This December 16, 2016 photo illustration taken in Washington, DC. shows the definition for the word 'Surreal' in a copy of the Webster's Desktop Dictionary. KAREN BLEIER/AFP/Getty Images

When language evolves, most might assume it evolves for a reason. But new research upends that idea—a lot of the time, language evolves completely at random.

Linguists pooled their expertise with evolutionary biologists and tracked changes to individual words as if they were genes. Using databases of thousands of English-language texts that generations of their predecessors had spent decades parsing, annotating, and digitizing, the teams from the University of Pennsylvania pored over archives dating back to the 12th century. They focused on patterns like consistency among conjugated verbs—tracing the word "dove" as its meaning evolved to include the past-tense of "dive" and not just the bird.

Dived or dove? Selection and drift in language evolution.
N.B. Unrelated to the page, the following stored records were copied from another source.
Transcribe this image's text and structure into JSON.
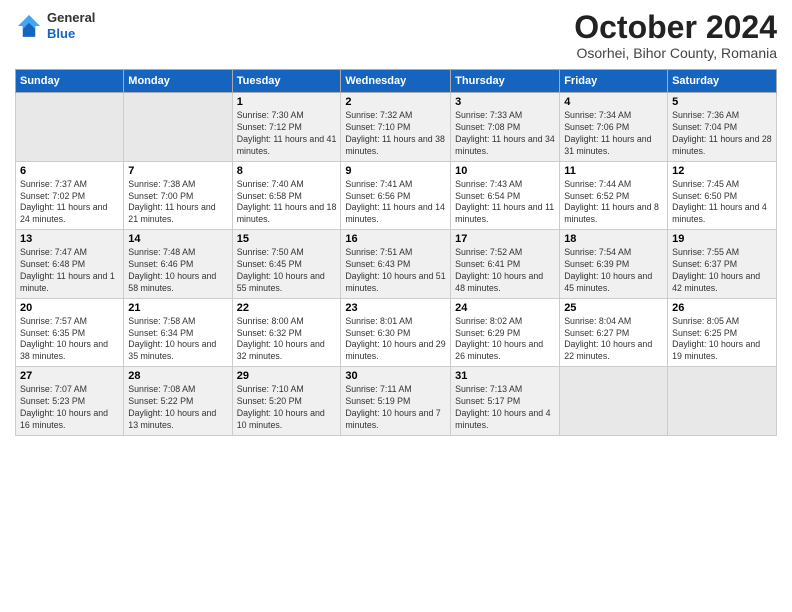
{
  "header": {
    "logo": {
      "general": "General",
      "blue": "Blue"
    },
    "title": "October 2024",
    "location": "Osorhei, Bihor County, Romania"
  },
  "weekdays": [
    "Sunday",
    "Monday",
    "Tuesday",
    "Wednesday",
    "Thursday",
    "Friday",
    "Saturday"
  ],
  "weeks": [
    [
      {
        "day": "",
        "info": ""
      },
      {
        "day": "",
        "info": ""
      },
      {
        "day": "1",
        "info": "Sunrise: 7:30 AM\nSunset: 7:12 PM\nDaylight: 11 hours and 41 minutes."
      },
      {
        "day": "2",
        "info": "Sunrise: 7:32 AM\nSunset: 7:10 PM\nDaylight: 11 hours and 38 minutes."
      },
      {
        "day": "3",
        "info": "Sunrise: 7:33 AM\nSunset: 7:08 PM\nDaylight: 11 hours and 34 minutes."
      },
      {
        "day": "4",
        "info": "Sunrise: 7:34 AM\nSunset: 7:06 PM\nDaylight: 11 hours and 31 minutes."
      },
      {
        "day": "5",
        "info": "Sunrise: 7:36 AM\nSunset: 7:04 PM\nDaylight: 11 hours and 28 minutes."
      }
    ],
    [
      {
        "day": "6",
        "info": "Sunrise: 7:37 AM\nSunset: 7:02 PM\nDaylight: 11 hours and 24 minutes."
      },
      {
        "day": "7",
        "info": "Sunrise: 7:38 AM\nSunset: 7:00 PM\nDaylight: 11 hours and 21 minutes."
      },
      {
        "day": "8",
        "info": "Sunrise: 7:40 AM\nSunset: 6:58 PM\nDaylight: 11 hours and 18 minutes."
      },
      {
        "day": "9",
        "info": "Sunrise: 7:41 AM\nSunset: 6:56 PM\nDaylight: 11 hours and 14 minutes."
      },
      {
        "day": "10",
        "info": "Sunrise: 7:43 AM\nSunset: 6:54 PM\nDaylight: 11 hours and 11 minutes."
      },
      {
        "day": "11",
        "info": "Sunrise: 7:44 AM\nSunset: 6:52 PM\nDaylight: 11 hours and 8 minutes."
      },
      {
        "day": "12",
        "info": "Sunrise: 7:45 AM\nSunset: 6:50 PM\nDaylight: 11 hours and 4 minutes."
      }
    ],
    [
      {
        "day": "13",
        "info": "Sunrise: 7:47 AM\nSunset: 6:48 PM\nDaylight: 11 hours and 1 minute."
      },
      {
        "day": "14",
        "info": "Sunrise: 7:48 AM\nSunset: 6:46 PM\nDaylight: 10 hours and 58 minutes."
      },
      {
        "day": "15",
        "info": "Sunrise: 7:50 AM\nSunset: 6:45 PM\nDaylight: 10 hours and 55 minutes."
      },
      {
        "day": "16",
        "info": "Sunrise: 7:51 AM\nSunset: 6:43 PM\nDaylight: 10 hours and 51 minutes."
      },
      {
        "day": "17",
        "info": "Sunrise: 7:52 AM\nSunset: 6:41 PM\nDaylight: 10 hours and 48 minutes."
      },
      {
        "day": "18",
        "info": "Sunrise: 7:54 AM\nSunset: 6:39 PM\nDaylight: 10 hours and 45 minutes."
      },
      {
        "day": "19",
        "info": "Sunrise: 7:55 AM\nSunset: 6:37 PM\nDaylight: 10 hours and 42 minutes."
      }
    ],
    [
      {
        "day": "20",
        "info": "Sunrise: 7:57 AM\nSunset: 6:35 PM\nDaylight: 10 hours and 38 minutes."
      },
      {
        "day": "21",
        "info": "Sunrise: 7:58 AM\nSunset: 6:34 PM\nDaylight: 10 hours and 35 minutes."
      },
      {
        "day": "22",
        "info": "Sunrise: 8:00 AM\nSunset: 6:32 PM\nDaylight: 10 hours and 32 minutes."
      },
      {
        "day": "23",
        "info": "Sunrise: 8:01 AM\nSunset: 6:30 PM\nDaylight: 10 hours and 29 minutes."
      },
      {
        "day": "24",
        "info": "Sunrise: 8:02 AM\nSunset: 6:29 PM\nDaylight: 10 hours and 26 minutes."
      },
      {
        "day": "25",
        "info": "Sunrise: 8:04 AM\nSunset: 6:27 PM\nDaylight: 10 hours and 22 minutes."
      },
      {
        "day": "26",
        "info": "Sunrise: 8:05 AM\nSunset: 6:25 PM\nDaylight: 10 hours and 19 minutes."
      }
    ],
    [
      {
        "day": "27",
        "info": "Sunrise: 7:07 AM\nSunset: 5:23 PM\nDaylight: 10 hours and 16 minutes."
      },
      {
        "day": "28",
        "info": "Sunrise: 7:08 AM\nSunset: 5:22 PM\nDaylight: 10 hours and 13 minutes."
      },
      {
        "day": "29",
        "info": "Sunrise: 7:10 AM\nSunset: 5:20 PM\nDaylight: 10 hours and 10 minutes."
      },
      {
        "day": "30",
        "info": "Sunrise: 7:11 AM\nSunset: 5:19 PM\nDaylight: 10 hours and 7 minutes."
      },
      {
        "day": "31",
        "info": "Sunrise: 7:13 AM\nSunset: 5:17 PM\nDaylight: 10 hours and 4 minutes."
      },
      {
        "day": "",
        "info": ""
      },
      {
        "day": "",
        "info": ""
      }
    ]
  ]
}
— Joshua B. Plotkin (@jplotkin) November 1, 2017

By contextualizing and tracking each development ("dived" to "dove"; "quitted" to "quit") they were able to show for the first time that not all changes are due to selective pressures; often they just happen. Nature, in other words, is at play—not nurture.
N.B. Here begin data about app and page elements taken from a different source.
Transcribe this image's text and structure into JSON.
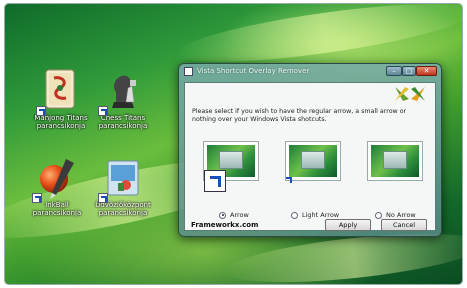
{
  "desktop": {
    "icons": [
      {
        "name": "mahjong",
        "label_line1": "Mahjong Titans",
        "label_line2": "parancsikonja"
      },
      {
        "name": "chess",
        "label_line1": "Chess Titans",
        "label_line2": "parancsikonja"
      },
      {
        "name": "inkball",
        "label_line1": "InkBall",
        "label_line2": "parancsikonja"
      },
      {
        "name": "welcome",
        "label_line1": "Üdvözlőközpont",
        "label_line2": "parancsikonja"
      }
    ]
  },
  "dialog": {
    "title": "Vista Shortcut Overlay Remover",
    "window_buttons": {
      "minimize": "–",
      "maximize": "□",
      "close": "✕"
    },
    "instruction": "Please select if you wish to have the regular arrow, a small arrow or nothing over your Windows Vista shotcuts.",
    "options": [
      {
        "label": "Arrow",
        "selected": true
      },
      {
        "label": "Light Arrow",
        "selected": false
      },
      {
        "label": "No Arrow",
        "selected": false
      }
    ],
    "site": "Frameworkx.com",
    "apply_label": "Apply",
    "cancel_label": "Cancel"
  },
  "colors": {
    "wallpaper_dark": "#0f6a2a",
    "wallpaper_light": "#6bbd3c",
    "close_button": "#c2351e",
    "arrow_blue": "#1a4fb8"
  }
}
Selective pressures can refer to either cognitive forces (some words, such as any that are commonly used or that rhyme, are just easier to remember than others) or social ones (we tend to use words that are reflective of our social class). The overwhelming majority of verbs that the team analyzed—especially rare verbs—showed zero trace of selective pressures. A study detailing the findings was published today in the journal Nature.

The manuscripts pictured show changes from Old English (Beowulf) through Middle English (Trinity Homilies, Chaucer) to Early Modern English (Shakespeare's First Folio). Researchers at the University of Pennsylvania analyzed the evolution of English using large collections of digitized texts spanning the 12th to the 21st centuries, showing that many language changes can be attributed to random chance alone. Mitchell Newberry
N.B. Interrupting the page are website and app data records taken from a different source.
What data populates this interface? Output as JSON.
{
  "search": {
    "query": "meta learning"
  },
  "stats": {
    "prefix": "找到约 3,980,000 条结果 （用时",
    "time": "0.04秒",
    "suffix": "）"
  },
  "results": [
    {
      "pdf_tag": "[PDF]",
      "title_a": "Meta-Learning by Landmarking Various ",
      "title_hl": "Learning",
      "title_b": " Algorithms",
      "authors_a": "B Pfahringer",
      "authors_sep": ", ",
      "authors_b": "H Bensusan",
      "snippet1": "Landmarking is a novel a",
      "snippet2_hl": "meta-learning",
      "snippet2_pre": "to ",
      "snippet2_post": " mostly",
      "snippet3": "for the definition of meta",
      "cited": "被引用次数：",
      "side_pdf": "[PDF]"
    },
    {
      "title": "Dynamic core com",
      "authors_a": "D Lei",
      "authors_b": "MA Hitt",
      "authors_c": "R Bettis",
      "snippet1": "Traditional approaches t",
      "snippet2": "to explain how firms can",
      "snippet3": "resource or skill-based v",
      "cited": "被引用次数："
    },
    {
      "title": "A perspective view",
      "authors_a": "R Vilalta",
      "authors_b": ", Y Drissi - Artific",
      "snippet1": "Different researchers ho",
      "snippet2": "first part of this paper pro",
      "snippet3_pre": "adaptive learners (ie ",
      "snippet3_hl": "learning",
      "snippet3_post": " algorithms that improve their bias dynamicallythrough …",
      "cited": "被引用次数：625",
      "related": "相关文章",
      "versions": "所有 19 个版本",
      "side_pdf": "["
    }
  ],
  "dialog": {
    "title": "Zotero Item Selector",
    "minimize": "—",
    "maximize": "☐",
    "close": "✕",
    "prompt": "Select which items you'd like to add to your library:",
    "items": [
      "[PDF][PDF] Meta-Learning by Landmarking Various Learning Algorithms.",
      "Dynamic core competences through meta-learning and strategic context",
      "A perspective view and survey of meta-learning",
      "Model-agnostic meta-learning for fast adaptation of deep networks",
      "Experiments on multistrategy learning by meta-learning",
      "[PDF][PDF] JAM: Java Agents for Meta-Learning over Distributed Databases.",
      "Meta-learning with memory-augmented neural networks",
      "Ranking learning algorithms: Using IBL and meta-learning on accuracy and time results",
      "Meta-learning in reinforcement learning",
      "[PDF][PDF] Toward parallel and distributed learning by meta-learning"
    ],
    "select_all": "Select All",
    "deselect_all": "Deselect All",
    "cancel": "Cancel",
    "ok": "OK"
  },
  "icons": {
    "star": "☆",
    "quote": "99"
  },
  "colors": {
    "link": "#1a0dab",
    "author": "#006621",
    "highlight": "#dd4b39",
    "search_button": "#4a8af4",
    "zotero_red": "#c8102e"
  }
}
"So there's a range of forces. This study is showing that even just randomness can cause languages to change, sometimes a lot of change," said senior author and UPenn biology professor Joshua Plotkin. "Just talking about verbs—the rarer the verb, the stronger the amount of randomness, so that tells us there are rare words now where an alternative form is going to win out, and maybe we can make some predictions."

Celebrated American linguist Leonard Bloomfield once said that you can never see the changes in a language as they're happening. Plotkin's colleagues point to their collaborative method of analyzing the historical databases as the way we make that statement obsolete. But when we turn from history to the present day, it kind of already feels like language is evolving at accelerated enough speeds to be registered by the naked eye.

Consider the absurdly short half-life of slang on social media, or the speed with which definitions of words like "because" and "literally" were amended to reflect new usages. We really can see language evolving, in real time—or at least, we can hear it.

"This is based on written texts," Plotkin said. "But a lot of interesting change is based on just how we speak, right?"

Historical English-language texts, no matter how detailed, will still be written from a fairly homogenous perspective that doesn't account for things like cultural dialects or African American Vernacular English, meaning they lack the informality and diversity that make a language like English so rich in the first place. UPenn has databases containing decades of recorded speech from Philadelphia and other American cities. Plotkin and the other biologists and linguists plan to join forces again to apply the same methods they used on the text files to the audio ones.

"In Philadelphia, people drink woo-der," Plotkin said. "I'm from Boston, and we have wah-ta. But 40 years ago we had woo-der. That's exactly the ripe area of study. So that's the fun thing to do next, learning about phonetic evolution."